PROBLEM REQUIREMENTS: In the entries below, count the lines that contain the word "label" and give only that number.

[Component data from apps and pages]
*** Block opens ***
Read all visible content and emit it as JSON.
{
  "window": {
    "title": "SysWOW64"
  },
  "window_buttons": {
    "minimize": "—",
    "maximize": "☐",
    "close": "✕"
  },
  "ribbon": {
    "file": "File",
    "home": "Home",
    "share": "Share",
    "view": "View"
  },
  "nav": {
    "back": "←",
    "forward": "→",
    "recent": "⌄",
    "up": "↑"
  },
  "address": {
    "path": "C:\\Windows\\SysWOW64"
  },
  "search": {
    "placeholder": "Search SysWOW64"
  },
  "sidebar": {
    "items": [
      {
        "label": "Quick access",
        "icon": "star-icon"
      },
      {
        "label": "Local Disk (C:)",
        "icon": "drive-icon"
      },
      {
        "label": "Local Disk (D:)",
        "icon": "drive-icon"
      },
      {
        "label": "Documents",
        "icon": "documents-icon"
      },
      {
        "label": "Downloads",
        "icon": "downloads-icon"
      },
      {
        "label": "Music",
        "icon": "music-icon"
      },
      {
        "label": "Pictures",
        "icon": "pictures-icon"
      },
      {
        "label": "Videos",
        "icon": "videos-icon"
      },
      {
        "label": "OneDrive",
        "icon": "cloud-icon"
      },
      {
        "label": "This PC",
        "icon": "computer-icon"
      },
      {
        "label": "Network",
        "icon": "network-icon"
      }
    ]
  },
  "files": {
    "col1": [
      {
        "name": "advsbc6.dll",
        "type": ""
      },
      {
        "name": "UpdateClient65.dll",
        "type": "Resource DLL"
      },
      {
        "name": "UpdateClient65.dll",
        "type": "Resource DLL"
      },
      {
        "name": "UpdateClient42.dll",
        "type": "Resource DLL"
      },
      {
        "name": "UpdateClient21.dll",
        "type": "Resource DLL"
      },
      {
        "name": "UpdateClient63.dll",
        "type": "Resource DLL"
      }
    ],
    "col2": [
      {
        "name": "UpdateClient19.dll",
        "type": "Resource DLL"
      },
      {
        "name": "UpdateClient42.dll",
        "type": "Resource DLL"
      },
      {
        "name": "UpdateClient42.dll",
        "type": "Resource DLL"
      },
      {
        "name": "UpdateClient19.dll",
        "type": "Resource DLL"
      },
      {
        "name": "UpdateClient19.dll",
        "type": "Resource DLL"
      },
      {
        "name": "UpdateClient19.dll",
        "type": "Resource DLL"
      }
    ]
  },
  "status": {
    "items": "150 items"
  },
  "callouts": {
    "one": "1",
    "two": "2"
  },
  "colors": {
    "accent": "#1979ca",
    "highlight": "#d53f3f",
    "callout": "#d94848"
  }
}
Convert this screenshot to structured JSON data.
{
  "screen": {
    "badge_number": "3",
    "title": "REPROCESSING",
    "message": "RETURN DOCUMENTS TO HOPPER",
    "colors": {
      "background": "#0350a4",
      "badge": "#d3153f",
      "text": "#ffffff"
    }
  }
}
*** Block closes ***
SOLUTION BELOW: 11